As part of the TorqueScript language definition and syntax, we use a very common technique for creating logical separation within our code called a statement body. A statement body is simply one or more TorqueScript statements (valid commands or expressions), optionally surrounded by the { (statement body BEGIN) and } (statement body END) characters if we want to group more than one statement together.

In many cases however, we only want a particular statement body to execute under certain conditions – for example, a particular variable has a certain value. This type of capability is called conditional execution, and the specific example given would be written as an “if” statement within our program, also known as conditional branching.

If (%value == 5)
{
  echo("The value was 5!");
}

The “if” statement is a part of TorqueScript’s execution flow control capabilities along with several other types of control techniques:

  • Conditional Branch: test the value of an expression (a variable, or the result of a calculation), and select a section of code to execute based on the test. Most commonly implemented with “if” statements, as well as “switch” statements.
  • Loops: repeat a section of code a certain number of times, or until an expression test is met. Common loop commands include “for” and “while”.
  • Method Calls: execute a section of code, and then return to the next line in the program for further execution. Note: when you perform a method call, you may be calling other TorqueScript sections of code, known as Script Methods—or, you may be executing C++ code that was written by the Class developer for your object. In this special case, method calls to c++ code are named Console Methods.


Engine vs. Script


While all of the programming we normally do is in TorqueScript (at the introduction level of game development with Torque), scripts are not the only code that gets executed—in fact, one of the major benefits of using any game engine is that there are literally hundreds of thousands of lines of programming already written for us! This code is actually executing “underneath” our TorqueScript program, and is responsible for all the things that our game engine provides—from rendering, to physics/collision, to input management, and dozens of other things going on within our game.

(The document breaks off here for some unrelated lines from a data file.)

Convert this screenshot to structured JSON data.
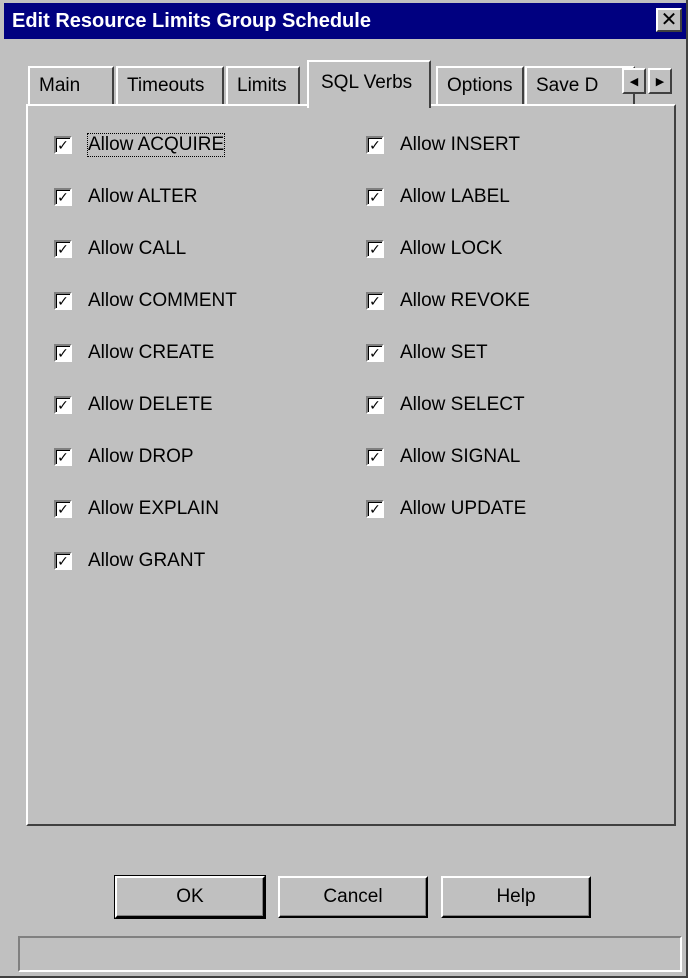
{
  "window": {
    "title": "Edit Resource Limits Group Schedule",
    "close_glyph": "✕"
  },
  "tabs": [
    {
      "label": "Main"
    },
    {
      "label": "Timeouts"
    },
    {
      "label": "Limits"
    },
    {
      "label": "SQL Verbs",
      "active": true
    },
    {
      "label": "Options"
    },
    {
      "label": "Save D"
    }
  ],
  "tab_scroll": {
    "left_glyph": "◀",
    "right_glyph": "▶"
  },
  "checkboxes_left": [
    {
      "label": "Allow ACQUIRE",
      "checked": true
    },
    {
      "label": "Allow ALTER",
      "checked": true
    },
    {
      "label": "Allow CALL",
      "checked": true
    },
    {
      "label": "Allow COMMENT",
      "checked": true
    },
    {
      "label": "Allow CREATE",
      "checked": true
    },
    {
      "label": "Allow DELETE",
      "checked": true
    },
    {
      "label": "Allow DROP",
      "checked": true
    },
    {
      "label": "Allow EXPLAIN",
      "checked": true
    },
    {
      "label": "Allow GRANT",
      "checked": true
    }
  ],
  "checkboxes_right": [
    {
      "label": "Allow INSERT",
      "checked": true
    },
    {
      "label": "Allow LABEL",
      "checked": true
    },
    {
      "label": "Allow LOCK",
      "checked": true
    },
    {
      "label": "Allow REVOKE",
      "checked": true
    },
    {
      "label": "Allow SET",
      "checked": true
    },
    {
      "label": "Allow SELECT",
      "checked": true
    },
    {
      "label": "Allow SIGNAL",
      "checked": true
    },
    {
      "label": "Allow UPDATE",
      "checked": true
    }
  ],
  "check_glyph": "✓",
  "buttons": {
    "ok_label": "OK",
    "cancel_label": "Cancel",
    "help_label": "Help"
  },
  "statusbar": {
    "text": ""
  }
}
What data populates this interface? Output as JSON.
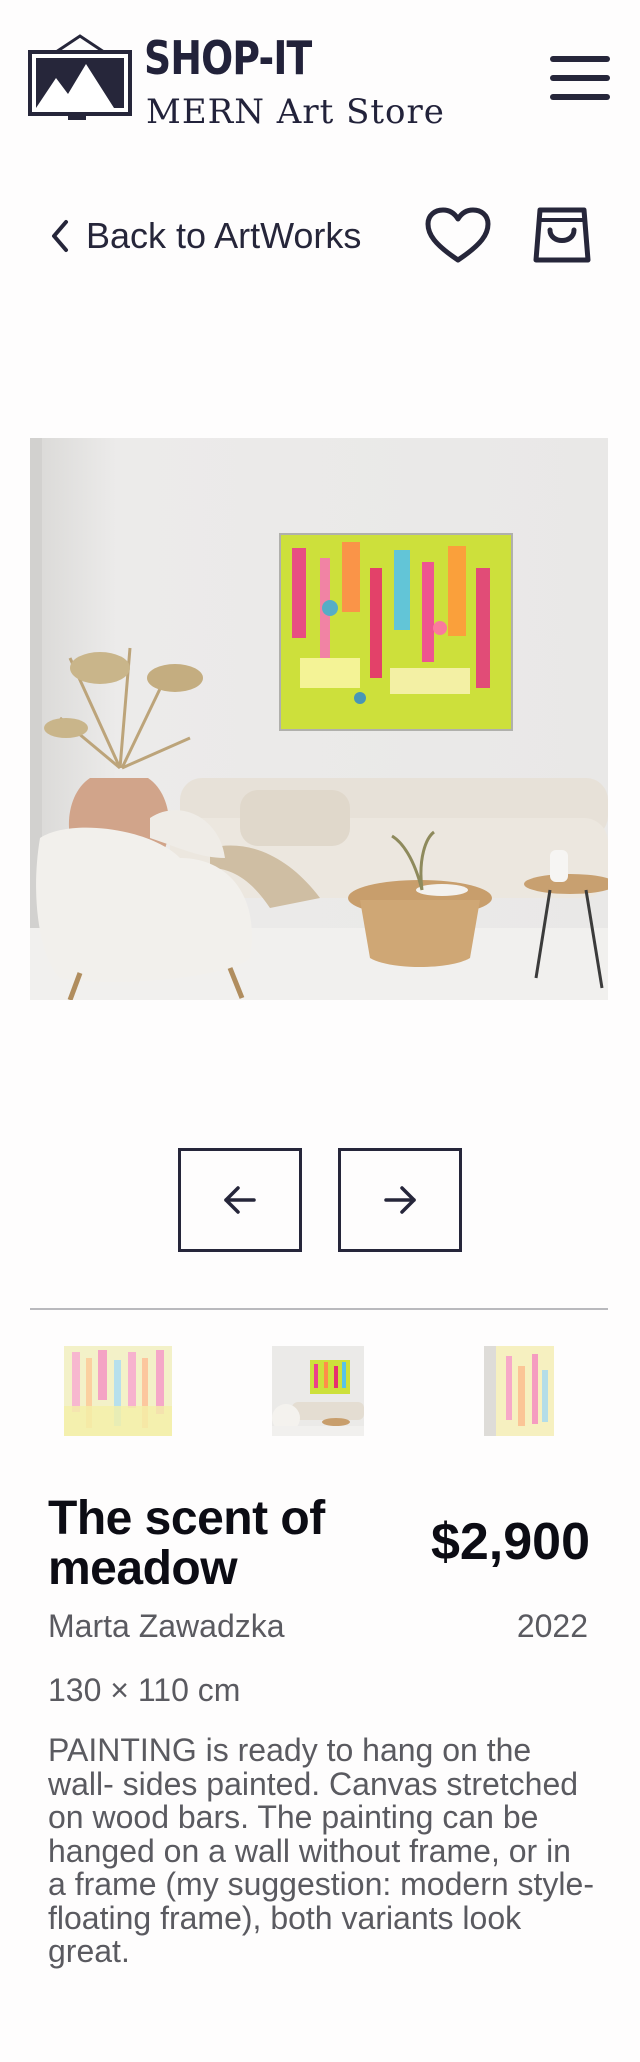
{
  "header": {
    "brand_title": "SHOP-IT",
    "brand_subtitle": "MERN Art Store",
    "logo_icon": "mountain-frame-icon",
    "menu_icon": "hamburger-menu-icon"
  },
  "nav": {
    "back_label": "Back to ArtWorks",
    "back_icon": "chevron-left-icon",
    "favorite_icon": "heart-icon",
    "cart_icon": "shopping-bag-icon"
  },
  "gallery": {
    "prev_icon": "arrow-left-icon",
    "next_icon": "arrow-right-icon",
    "thumbnails": [
      "painting-closeup",
      "painting-in-room",
      "painting-angle-detail"
    ],
    "selected_index": 1
  },
  "product": {
    "title": "The scent of meadow",
    "price": "$2,900",
    "artist": "Marta Zawadzka",
    "year": "2022",
    "dimensions": "130 × 110 cm",
    "description": "PAINTING is ready to hang on the wall- sides painted. Canvas stretched on wood bars. The painting can be hanged on a wall without frame, or in a frame (my suggestion: modern style-floating frame), both variants look great."
  },
  "colors": {
    "ink": "#26263a",
    "background": "#fefdfd",
    "muted_text": "#5a5a60",
    "divider": "#b9b9bd"
  }
}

TorqueScript allows us to interact with the engine as it us running in a few different ways—our TorqueScript program itself runs based on direction from the engine, we can execute Console Method calls as described above, and finally we can respond to events that occur within the engine itself.

While our game is running, there are thousands of calculations and operations a second occurring beneath or notice—but sometimes it’s important for our TorqueScript program to be notified when something important occurs—such as a collision between two objects, when a level is completed loading, or even simply when an object is removed from the game. These types of occurrences are called “events”, and Torque provides us with the ability to respond to events with the concept of Callbacks and Callback Handlers.

Callbacks are simply a notification to TorqueScript that a particular event has occurred, and provides information (designated by the C++ programmer responsible for that portion of the C++ engine code) about the event to TorqueScript. Callback Handlers are simply the section of TorqueScript code that we want to execute when a particular Callback occurs—for example, if one of our objects collides with another object, we may want to increase the score for the player, or possibly cause the player object to “die” and re-spawn. There are hundreds of callbacks provided by the engine, and we are able to implement any TorqueScript commands and statements we wish in response to those events.

Summary


This article is a very basic beginning to the principles of programming, from a TorqueScript perspective. There are literally hundreds of additional general programming practices and principles, as well as quite a bit more information regarding the syntax and techniques of TorqueScript itself available here on TDN as well as the Internet.